# WORK ITEM
Provide the number of lines below that include "Profiles", without any other words.
▼
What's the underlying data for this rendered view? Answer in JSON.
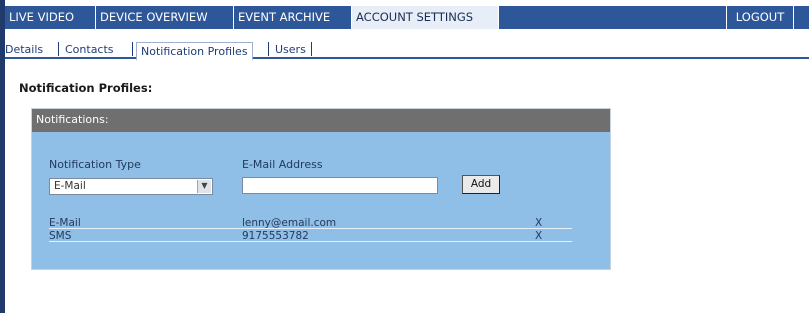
{
  "topnav": {
    "tabs": [
      {
        "label": "LIVE VIDEO"
      },
      {
        "label": "DEVICE OVERVIEW"
      },
      {
        "label": "EVENT ARCHIVE"
      },
      {
        "label": "ACCOUNT SETTINGS",
        "active": true
      }
    ],
    "logout_label": "LOGOUT"
  },
  "subnav": {
    "items": [
      {
        "label": "Details"
      },
      {
        "label": "Contacts"
      },
      {
        "label": "Notification Profiles",
        "active": true
      },
      {
        "label": "Users"
      }
    ]
  },
  "section_title": "Notification Profiles:",
  "panel": {
    "header": "Notifications:",
    "type_label": "Notification Type",
    "email_label": "E-Mail Address",
    "type_select_value": "E-Mail",
    "email_input_value": "",
    "add_label": "Add",
    "rows": [
      {
        "type": "E-Mail",
        "address": "lenny@email.com",
        "delete": "X"
      },
      {
        "type": "SMS",
        "address": "9175553782",
        "delete": "X"
      }
    ]
  },
  "colors": {
    "nav_bar": "#2e5799",
    "active_tab": "#e7eef8",
    "panel_bg": "#8fbfe6",
    "panel_header": "#6f6f6f"
  }
}
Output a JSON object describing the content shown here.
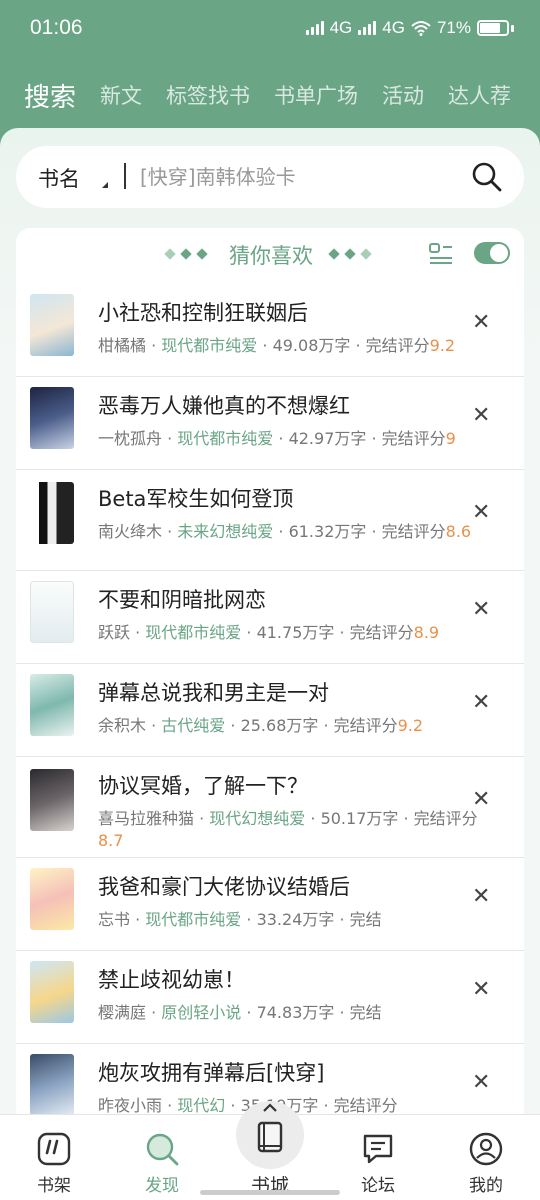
{
  "status": {
    "time": "01:06",
    "net1": "4G",
    "net2": "4G",
    "battery": "71%"
  },
  "tabs": [
    {
      "label": "搜索",
      "active": true
    },
    {
      "label": "新文"
    },
    {
      "label": "标签找书"
    },
    {
      "label": "书单广场"
    },
    {
      "label": "活动"
    },
    {
      "label": "达人荐"
    }
  ],
  "search": {
    "type_label": "书名",
    "placeholder": "[快穿]南韩体验卡"
  },
  "recommend": {
    "title": "猜你喜欢"
  },
  "books": [
    {
      "title": "小社恐和控制狂联姻后",
      "author": "柑橘橘",
      "tag": "现代都市纯爱",
      "words": "49.08万字",
      "status": "完结评分",
      "score": "9.2"
    },
    {
      "title": "恶毒万人嫌他真的不想爆红",
      "author": "一枕孤舟",
      "tag": "现代都市纯爱",
      "words": "42.97万字",
      "status": "完结评分",
      "score": "9"
    },
    {
      "title": "Beta军校生如何登顶",
      "author": "南火绛木",
      "tag": "未来幻想纯爱",
      "words": "61.32万字",
      "status": "完结评分",
      "score": "8.6"
    },
    {
      "title": "不要和阴暗批网恋",
      "author": "跃跃",
      "tag": "现代都市纯爱",
      "words": "41.75万字",
      "status": "完结评分",
      "score": "8.9"
    },
    {
      "title": "弹幕总说我和男主是一对",
      "author": "余积木",
      "tag": "古代纯爱",
      "words": "25.68万字",
      "status": "完结评分",
      "score": "9.2"
    },
    {
      "title": "协议冥婚，了解一下？",
      "author": "喜马拉雅种猫",
      "tag": "现代幻想纯爱",
      "words": "50.17万字",
      "status": "完结评分",
      "score": "8.7"
    },
    {
      "title": "我爸和豪门大佬协议结婚后",
      "author": "忘书",
      "tag": "现代都市纯爱",
      "words": "33.24万字",
      "status": "完结",
      "score": ""
    },
    {
      "title": "禁止歧视幼崽！",
      "author": "樱满庭",
      "tag": "原创轻小说",
      "words": "74.83万字",
      "status": "完结",
      "score": ""
    },
    {
      "title": "炮灰攻拥有弹幕后[快穿]",
      "author": "昨夜小雨",
      "tag": "现代幻",
      "words": "35.19万字",
      "status": "完结评分",
      "score": ""
    }
  ],
  "nav": {
    "shelf": "书架",
    "discover": "发现",
    "store": "书城",
    "forum": "论坛",
    "me": "我的"
  },
  "colors": {
    "brand": "#6aa586",
    "score": "#e8914a"
  }
}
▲
# TASK SOLUTION
2